WORK TO COMPLETE >> From the entries, copy out every line in which the word "newHitbox" is found.

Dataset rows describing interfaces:
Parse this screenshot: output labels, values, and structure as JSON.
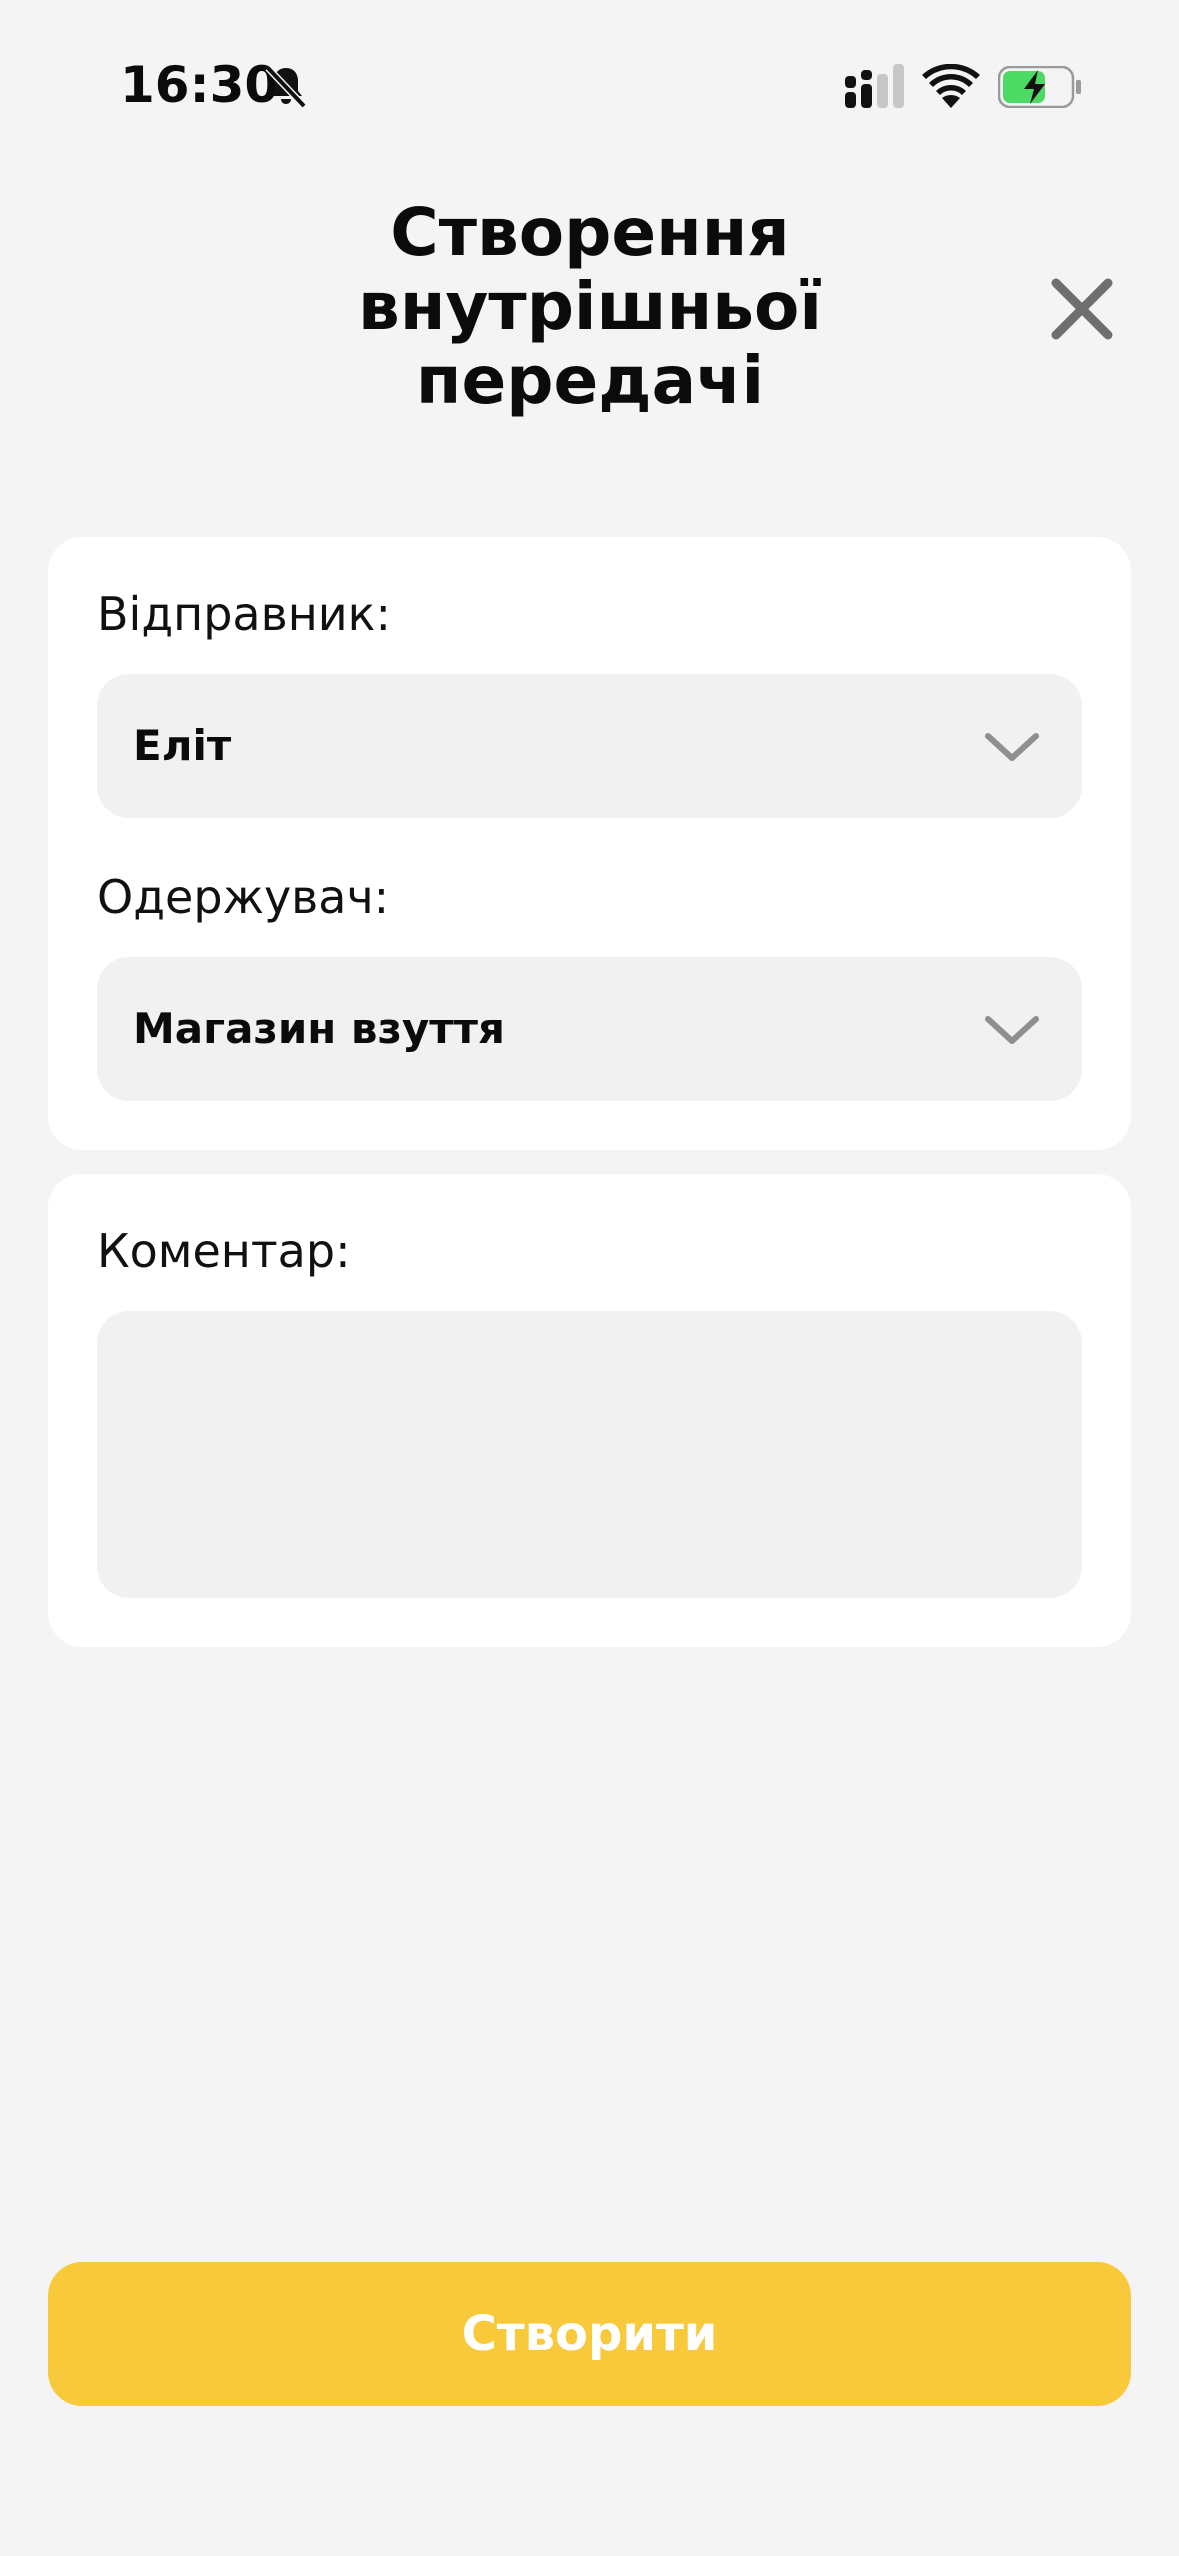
{
  "status_bar": {
    "time": "16:30",
    "icons": [
      "bell-slash-icon",
      "cellular-signal-icon",
      "wifi-icon",
      "battery-charging-icon"
    ],
    "battery_color": "#4cd964"
  },
  "header": {
    "title_lines": [
      "Створення",
      "внутрішньої",
      "передачі"
    ],
    "close_icon": "close-icon"
  },
  "form": {
    "sender": {
      "label": "Відправник:",
      "value": "Еліт"
    },
    "recipient": {
      "label": "Одержувач:",
      "value": "Магазин взуття"
    },
    "comment": {
      "label": "Коментар:",
      "value": ""
    }
  },
  "actions": {
    "create_label": "Створити",
    "create_color": "#f8c93a"
  }
}
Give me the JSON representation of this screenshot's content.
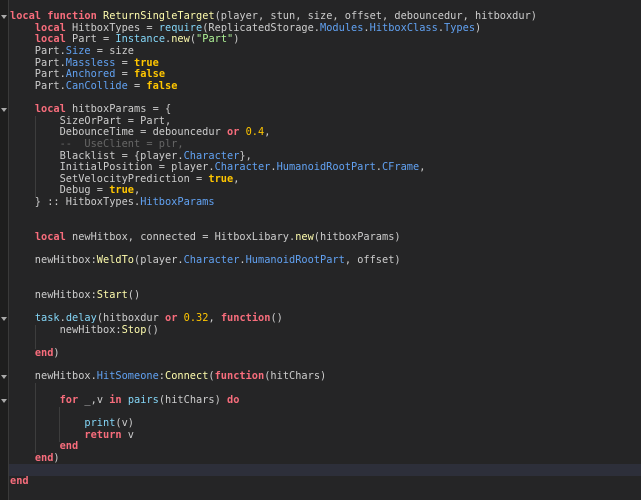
{
  "editor": {
    "current_line": 40,
    "fold_lines": [
      1,
      9,
      27,
      32,
      34
    ],
    "lines": [
      [
        [
          "local",
          "k"
        ],
        [
          " ",
          "t"
        ],
        [
          "function",
          "k"
        ],
        [
          " ",
          "t"
        ],
        [
          "ReturnSingleTarget",
          "f"
        ],
        [
          "(player, stun, size, offset, debouncedur, hitboxdur)",
          "t"
        ]
      ],
      [
        [
          "    ",
          "t"
        ],
        [
          "local",
          "k"
        ],
        [
          " HitboxTypes = ",
          "t"
        ],
        [
          "require",
          "g"
        ],
        [
          "(ReplicatedStorage.",
          "t"
        ],
        [
          "Modules",
          "p"
        ],
        [
          ".",
          "t"
        ],
        [
          "HitboxClass",
          "p"
        ],
        [
          ".",
          "t"
        ],
        [
          "Types",
          "p"
        ],
        [
          ")",
          "t"
        ]
      ],
      [
        [
          "    ",
          "t"
        ],
        [
          "local",
          "k"
        ],
        [
          " Part = ",
          "t"
        ],
        [
          "Instance",
          "g"
        ],
        [
          ".",
          "t"
        ],
        [
          "new",
          "f"
        ],
        [
          "(",
          "t"
        ],
        [
          "\"Part\"",
          "s"
        ],
        [
          ")",
          "t"
        ]
      ],
      [
        [
          "    Part.",
          "t"
        ],
        [
          "Size",
          "p"
        ],
        [
          " = size",
          "t"
        ]
      ],
      [
        [
          "    Part.",
          "t"
        ],
        [
          "Massless",
          "p"
        ],
        [
          " = ",
          "t"
        ],
        [
          "true",
          "b"
        ]
      ],
      [
        [
          "    Part.",
          "t"
        ],
        [
          "Anchored",
          "p"
        ],
        [
          " = ",
          "t"
        ],
        [
          "false",
          "b"
        ]
      ],
      [
        [
          "    Part.",
          "t"
        ],
        [
          "CanCollide",
          "p"
        ],
        [
          " = ",
          "t"
        ],
        [
          "false",
          "b"
        ]
      ],
      [],
      [
        [
          "    ",
          "t"
        ],
        [
          "local",
          "k"
        ],
        [
          " hitboxParams = {",
          "t"
        ]
      ],
      [
        [
          "        SizeOrPart = Part,",
          "t"
        ]
      ],
      [
        [
          "        DebounceTime = debouncedur ",
          "t"
        ],
        [
          "or",
          "k"
        ],
        [
          " ",
          "t"
        ],
        [
          "0.4",
          "n"
        ],
        [
          ",",
          "t"
        ]
      ],
      [
        [
          "        --  UseClient = plr,",
          "c"
        ]
      ],
      [
        [
          "        Blacklist = {player.",
          "t"
        ],
        [
          "Character",
          "p"
        ],
        [
          "},",
          "t"
        ]
      ],
      [
        [
          "        InitialPosition = player.",
          "t"
        ],
        [
          "Character",
          "p"
        ],
        [
          ".",
          "t"
        ],
        [
          "HumanoidRootPart",
          "p"
        ],
        [
          ".",
          "t"
        ],
        [
          "CFrame",
          "p"
        ],
        [
          ",",
          "t"
        ]
      ],
      [
        [
          "        SetVelocityPrediction = ",
          "t"
        ],
        [
          "true",
          "b"
        ],
        [
          ",",
          "t"
        ]
      ],
      [
        [
          "        Debug = ",
          "t"
        ],
        [
          "true",
          "b"
        ],
        [
          ",",
          "t"
        ]
      ],
      [
        [
          "    } :: HitboxTypes.",
          "t"
        ],
        [
          "HitboxParams",
          "p"
        ]
      ],
      [],
      [],
      [
        [
          "    ",
          "t"
        ],
        [
          "local",
          "k"
        ],
        [
          " newHitbox, connected = HitboxLibary.",
          "t"
        ],
        [
          "new",
          "f"
        ],
        [
          "(hitboxParams)",
          "t"
        ]
      ],
      [],
      [
        [
          "    newHitbox:",
          "t"
        ],
        [
          "WeldTo",
          "f"
        ],
        [
          "(player.",
          "t"
        ],
        [
          "Character",
          "p"
        ],
        [
          ".",
          "t"
        ],
        [
          "HumanoidRootPart",
          "p"
        ],
        [
          ", offset)",
          "t"
        ]
      ],
      [],
      [],
      [
        [
          "    newHitbox:",
          "t"
        ],
        [
          "Start",
          "f"
        ],
        [
          "()",
          "t"
        ]
      ],
      [],
      [
        [
          "    ",
          "t"
        ],
        [
          "task",
          "g"
        ],
        [
          ".",
          "t"
        ],
        [
          "delay",
          "g"
        ],
        [
          "(hitboxdur ",
          "t"
        ],
        [
          "or",
          "k"
        ],
        [
          " ",
          "t"
        ],
        [
          "0.32",
          "n"
        ],
        [
          ", ",
          "t"
        ],
        [
          "function",
          "k"
        ],
        [
          "()",
          "t"
        ]
      ],
      [
        [
          "        newHitbox:",
          "t"
        ],
        [
          "Stop",
          "f"
        ],
        [
          "()",
          "t"
        ]
      ],
      [],
      [
        [
          "    ",
          "t"
        ],
        [
          "end",
          "k"
        ],
        [
          ")",
          "t"
        ]
      ],
      [],
      [
        [
          "    newHitbox.",
          "t"
        ],
        [
          "HitSomeone",
          "p"
        ],
        [
          ":",
          "t"
        ],
        [
          "Connect",
          "f"
        ],
        [
          "(",
          "t"
        ],
        [
          "function",
          "k"
        ],
        [
          "(hitChars)",
          "t"
        ]
      ],
      [],
      [
        [
          "        ",
          "t"
        ],
        [
          "for",
          "k"
        ],
        [
          " _,v ",
          "t"
        ],
        [
          "in",
          "k"
        ],
        [
          " ",
          "t"
        ],
        [
          "pairs",
          "g"
        ],
        [
          "(hitChars) ",
          "t"
        ],
        [
          "do",
          "k"
        ]
      ],
      [],
      [
        [
          "            ",
          "t"
        ],
        [
          "print",
          "g"
        ],
        [
          "(v)",
          "t"
        ]
      ],
      [
        [
          "            ",
          "t"
        ],
        [
          "return",
          "k"
        ],
        [
          " v",
          "t"
        ]
      ],
      [
        [
          "        ",
          "t"
        ],
        [
          "end",
          "k"
        ]
      ],
      [
        [
          "    ",
          "t"
        ],
        [
          "end",
          "k"
        ],
        [
          ")",
          "t"
        ]
      ],
      [],
      [
        [
          "end",
          "k"
        ]
      ]
    ]
  }
}
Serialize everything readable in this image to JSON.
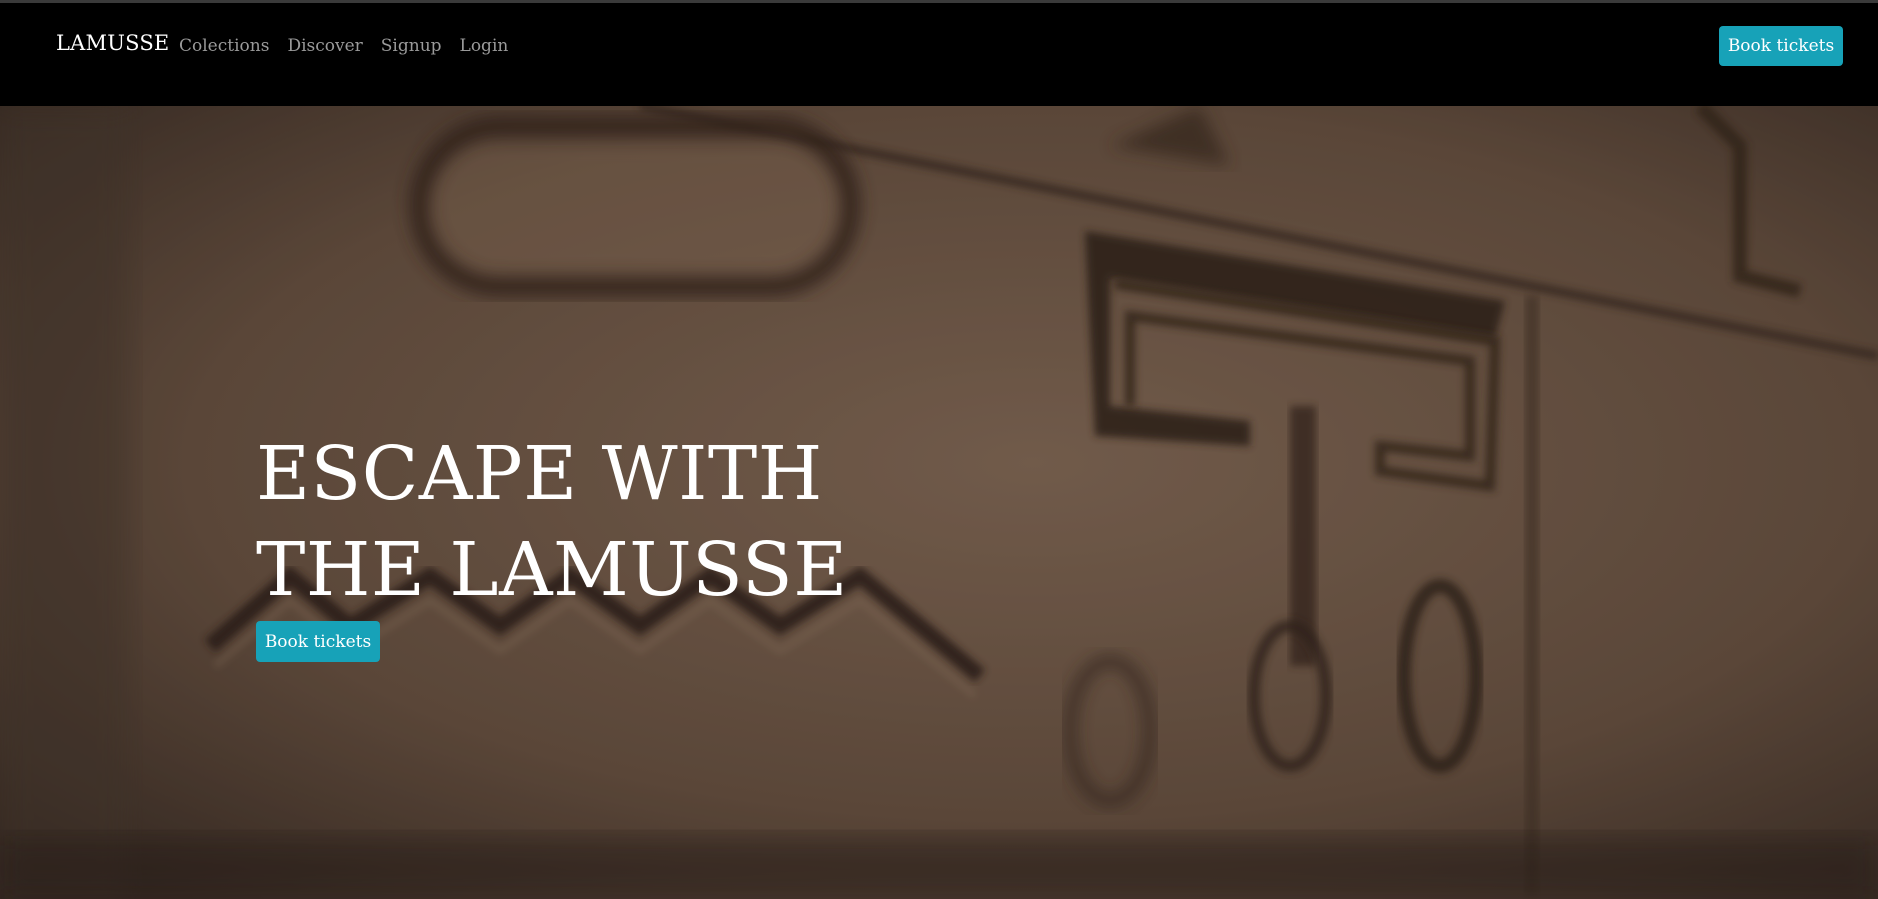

WRITTEN ANSWER >>
          " newHitbox, connected = HitboxLibary.",
          "    newHitbox:",
          "    newHitbox:",
          "        newHitbox:",
          "    newHitbox.",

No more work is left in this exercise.